“Well I’m not Jesus!” he nearly shouted back at me. End of discussion, end of ministry time, end of opportunity to take the yoke Jesus offers. It was my mistake. Not for suggesting a perfectly Biblical remedy to his anger and frustration, but for expressing the solution in such a way that he would consider it impossible.

It’s impossible to be like Jesus, isn’t it? Jesus was perfect. He led a sinless life. He was God-come-to-earth and his life sets the bar impossibly high for any of us.

I believe that the central problem in nurturing followers of Jesus in North America is our view of Jesus as the Impossible Mentor. It’s a paradox: nearly everyone is willing to acknowledge Jesus as a worthy role model, but almost no one seriously believes it is possible to live up to his example. Our esteem for Jesus’ life of obedience to the Father and our desire to be “just like Jesus” does battle with the deep-seated notion that it is impossible to be like him. Who would choose a mentor who is impossible to imitate?

Some passages in the Scripture inspire fill us with confidence. Some light the fires of hope in our hearts. Other passages seem too idealistic, too fantastic to find their way into even our dreams, much less our daily lives: “For those God foreknew he also predestined to be conformed to the likeness of his Son, that he might be the firstborn among many brothers.” (Romans 8: 29) Is this possible? Does God really look at each one of us and see a destiny in which we look like Jesus?

Whatever our theological foundations regarding this passage we should all recognize that it is about God’s intention for each of one us--to become “conformed to the likeness of his Son.” Simply put, God desires to have more children like Jesus. Jesus is God’s only begotten Son, but we become his sons and daughters by adoption. The destiny of those adopted into the family of God is that we, too, should bear the family likeness. That is: we will look just like Jesus.

In a conversation with a dozen young Christians this week, I asked them if they felt it was possible to live a life without sin for even one day. No takers. So I rephrased the question and asked if it is possible to go for an hour without sinning. Only one of them thought it was possible to stay within the will of God for a single hour.

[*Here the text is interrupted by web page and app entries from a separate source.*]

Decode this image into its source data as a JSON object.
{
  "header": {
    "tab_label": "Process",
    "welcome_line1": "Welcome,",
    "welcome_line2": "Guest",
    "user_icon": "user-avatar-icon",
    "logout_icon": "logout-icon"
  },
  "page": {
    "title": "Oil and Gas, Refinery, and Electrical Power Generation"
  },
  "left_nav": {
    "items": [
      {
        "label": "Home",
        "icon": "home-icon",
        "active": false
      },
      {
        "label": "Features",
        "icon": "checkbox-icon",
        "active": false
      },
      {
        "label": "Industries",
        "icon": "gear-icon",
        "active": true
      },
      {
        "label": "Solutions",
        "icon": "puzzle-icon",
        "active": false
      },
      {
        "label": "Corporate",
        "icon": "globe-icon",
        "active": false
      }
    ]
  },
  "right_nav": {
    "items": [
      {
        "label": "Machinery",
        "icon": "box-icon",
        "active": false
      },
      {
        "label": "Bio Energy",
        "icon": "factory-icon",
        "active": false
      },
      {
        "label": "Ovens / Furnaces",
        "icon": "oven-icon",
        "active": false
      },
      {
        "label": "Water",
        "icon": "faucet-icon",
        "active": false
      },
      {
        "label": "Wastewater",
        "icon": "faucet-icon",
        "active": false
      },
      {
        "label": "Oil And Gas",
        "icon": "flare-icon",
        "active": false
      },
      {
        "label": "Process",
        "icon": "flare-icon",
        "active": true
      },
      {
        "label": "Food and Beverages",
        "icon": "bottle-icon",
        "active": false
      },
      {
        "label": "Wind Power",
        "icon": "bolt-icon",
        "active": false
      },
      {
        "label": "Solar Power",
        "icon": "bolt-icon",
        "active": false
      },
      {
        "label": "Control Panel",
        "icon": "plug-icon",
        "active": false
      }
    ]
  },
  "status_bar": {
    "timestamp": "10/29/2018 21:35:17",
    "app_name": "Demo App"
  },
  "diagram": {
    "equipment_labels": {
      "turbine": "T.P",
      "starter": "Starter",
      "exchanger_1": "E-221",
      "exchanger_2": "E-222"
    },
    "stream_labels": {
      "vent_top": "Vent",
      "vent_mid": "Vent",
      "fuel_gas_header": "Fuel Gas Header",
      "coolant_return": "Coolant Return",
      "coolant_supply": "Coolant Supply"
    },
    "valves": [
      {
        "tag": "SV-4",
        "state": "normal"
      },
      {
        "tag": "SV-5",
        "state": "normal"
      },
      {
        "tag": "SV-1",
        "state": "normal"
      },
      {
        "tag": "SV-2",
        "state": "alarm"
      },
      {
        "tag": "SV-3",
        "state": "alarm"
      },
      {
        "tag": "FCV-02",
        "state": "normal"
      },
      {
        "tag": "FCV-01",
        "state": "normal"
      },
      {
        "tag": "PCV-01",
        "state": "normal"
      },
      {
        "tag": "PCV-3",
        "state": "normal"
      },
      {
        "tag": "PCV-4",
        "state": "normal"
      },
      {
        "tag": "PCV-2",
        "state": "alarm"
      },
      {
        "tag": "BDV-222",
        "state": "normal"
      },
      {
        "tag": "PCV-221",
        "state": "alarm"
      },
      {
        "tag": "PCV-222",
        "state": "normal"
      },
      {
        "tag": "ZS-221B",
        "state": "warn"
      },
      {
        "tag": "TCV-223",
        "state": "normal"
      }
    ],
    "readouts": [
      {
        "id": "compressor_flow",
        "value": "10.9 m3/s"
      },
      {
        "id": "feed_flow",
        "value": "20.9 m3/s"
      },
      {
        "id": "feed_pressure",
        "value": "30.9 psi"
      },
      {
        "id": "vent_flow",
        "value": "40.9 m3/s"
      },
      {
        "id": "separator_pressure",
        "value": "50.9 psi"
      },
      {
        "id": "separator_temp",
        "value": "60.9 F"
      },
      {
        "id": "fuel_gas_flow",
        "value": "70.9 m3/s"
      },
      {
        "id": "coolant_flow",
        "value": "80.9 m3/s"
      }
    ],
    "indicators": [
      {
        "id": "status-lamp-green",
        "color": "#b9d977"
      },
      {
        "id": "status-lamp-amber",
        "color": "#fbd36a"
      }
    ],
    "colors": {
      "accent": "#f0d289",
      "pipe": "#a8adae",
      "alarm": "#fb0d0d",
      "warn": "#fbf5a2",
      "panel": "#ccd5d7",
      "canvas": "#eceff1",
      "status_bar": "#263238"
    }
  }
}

These questions are not academic. They go to the heart of our life “in Christ.” If our intuition tells us that following His example is impossible, for one day or even an hour, how can we have the confidence to pursue his vision for us? The bottom line is that God has a greater vision for what is possible in our lives than we do. Perhaps the reason the Apostle Paul instructs us later in Romans to “be transformed by the renewing of your minds” is so we can see the possibilities of a life lived in harmony with Jesus. A practical, day-to-day moment-by-moment harmony capable of generating the rest and peace he promises.

Let me encourage you this week to ponder the foundations of your commitment to be a disciple of Jesus. Here are a few suggestions for meditation and prayer:

Is it possible to learn from him?

If Jesus is my mentor, have I committed myself to failure with no possibility of success?

What kind of Master would invite me to be his apprentice if he thought there was no possibility to follow in his footsteps?

The answers spoken from our heart will determine whether discipleship is possible.